A couple of days ago TVWriter™ posted a video interview with Aereo investor/brains behind the whole thing Barry Diller and mentioned that the battle between him and NewsCorp/Rupert Murdoch over whether Aereo is legal was a dick fight of the highest order.
Now the Great TV Satan himself, CBS’s Les Moonves has entered the fray. He’s siding with NewsCorp, of course, cuz there’s no $$$ in it for him or CBS in going Aereo’s way.
All in all, I really like his plan if Aereo stays in business. A lot. But I’m not going to tell anybody. How would it look if I took the side of the biggest dick of all?
CBS and the other over-the-air broadcast networks are currently suing Aereo, the New York-based startup that transmits live TV over the Internet to subscribers who pay a monthly fee, but doesn’t pay anything to the broadcasters for doing so. Now, the head of CBS is saying the network might pull its signal off the air and go cable-only if it can’t stop Aereo.
“We’ve spoken to cable operators in New York,”said CBS Corp. CEO Les Moonves about pulling his network from the airwaves. “We can do it in a few days.”
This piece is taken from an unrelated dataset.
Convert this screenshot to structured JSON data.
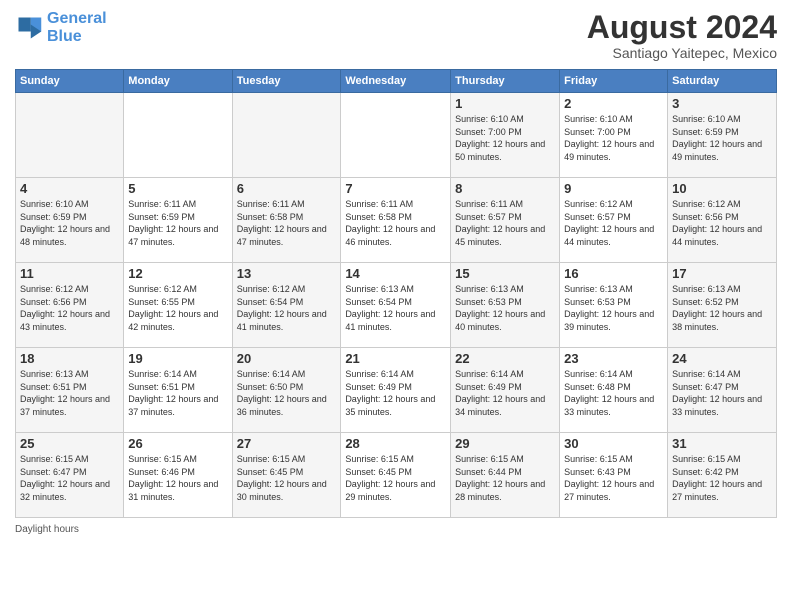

At issue is the legality of Aereo. The broadcasters claim the company is illegally retransmitting their signals without paying. Aereo, which has a an array of tiny antennae, each dedicated to a single customer, maintains that it does not have to pay because it is doing nothing more than taking in the over-the-air signal via antenna and then sending it straight to the customer. The company holds that this is no different than having an antenna on the roof of a building.
“It’s illegal,” counters Moonves. “They’re taking our signal and charging people for it.”
In January, CBS told the editors of CNET, which is owned by the company, that they could not review Aereo while the lawsuit was pending. CBS had previously told CNET it could not review or give an award to Dish Network’s Hopper DVR for similar reasons.
Moonves’ comment comes only weeks after News Corp.’s COO made a similar statement, saying that the company would have to consider making FOX a cable-only network if the broadcasters fail in their bid to stop Aereo.
“This is not an ideal path we look to pursue, but we can’t sit idly by and let an entity steal our signal,” the COO said at the time. “If we can’t do a fair deal, we could take the whole network to a subscription model.”